"As part of this, the school and the programming planning team may provide extra supports to the home such as textbooks and syllabus in an effort to keep the student engaged and as up-to-date as possible. Again, the objective is to have the student in the school and participating in curriculum," Morrissey said via e-mail.
The team put in place to help the student may include the classroom teacher, instructional resource teacher, guidance counsellor and student assistant, Morrissey said.
District level staff such as the educational psychologist, autism itinerant and speech language pathologist may also form part of the team, he said.
Morrissey said significant time and resources have been put into professional development of teachers related to autism, with significant financial support coming from the Department of Education.
Since 2009, the department has provided more than $1.2 million for an Autism Spectrum Disorder PD Plan for teachers and student assistants.
"As part of this professional development, we have been pleased to work alongside the Newfoundland and Labrador Autism Society," Morrissey said.
Morrissey said the district encourages parents or guardians who have concerns with respect to their child on the autism spectrum to meet with the student's teacher and the child's program planning team regarding those issues.
"Generally, in consultation with the teacher and school, issues can be addressed and the needs of the student met."
Scott Crocker, executive director of the Autism Society of Newfoundland and Labrador, says the society recently conducted a needs assessment of children with autism.
One of the concerns parents continue to reiterate, he says, is the length of time it takes to get an official diagnosis. The only health professionals qualified to make the diagnosis in this province are pediatricians in the developmental unit at the Janeway hospital, he says.
Early diagnosis is crucial, Crocker says and without it, children cannot access the ABA (Applied Behavioural Analysis) therapy program.
Crocker has heard from parents waiting almost two years to have their child diagnosed. Some parents are thinking of taking their child to another province for a diagnosis, he notes.
The society would also like to see the ABA therapy program offered to children with autism up until the end of Grade 6. Currently, it stops at the end of Grade 3.
Crocker says a lack of specific training on how to deal with children with autism among not only student assistants but also special services teachers and regular classroom teachers is a concern for many parents.
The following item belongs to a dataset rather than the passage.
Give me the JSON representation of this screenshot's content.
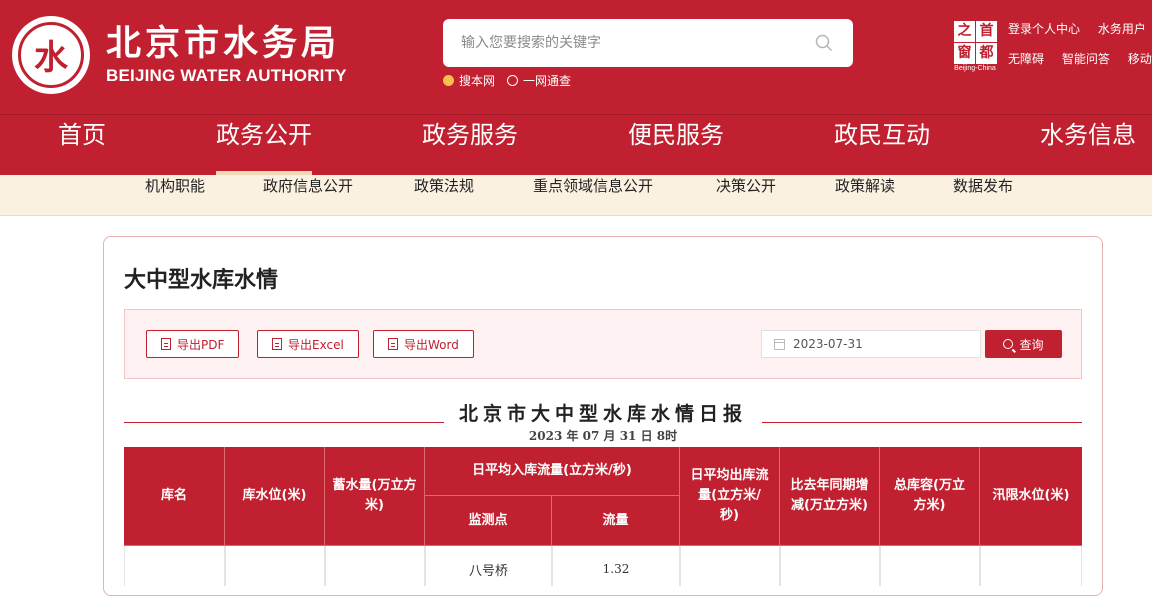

"With inclusion, kids with autism are in the regular classroom for most of the day. So it's critical that the regular classroom teachers have the training on how to work with autistic children."
While children may be in the mainstream classroom most of the day, Crocker says when necessary there are options for "pull out" and one-on-one with the special services teacher.
That's not happening in many cases, he said.
"Autism is a very particular disability to the child. Many can't survive successfully in a classroom with 25 other students. The (teachers) don't have the training to begin with and, on top of that, the kids aren't getting the pull-out to help remediate the deficits."
In order to access services in this province, Crocker says, a child has to have an IQ of less than 70.
Crocker was in the school system for 37 years, including 30 years as a principal. He says "that's the most ridiculous guideline or selection criteria that exist."
There are many children with autism with IQs over 70, he said.
Joey's dad has the same hopes and dreams for his son as he does his 10-year-old daughter. He wants his children to be happy.
"And we'd love for Joey to have at least one friend. It's heartbreaking that he doesn't."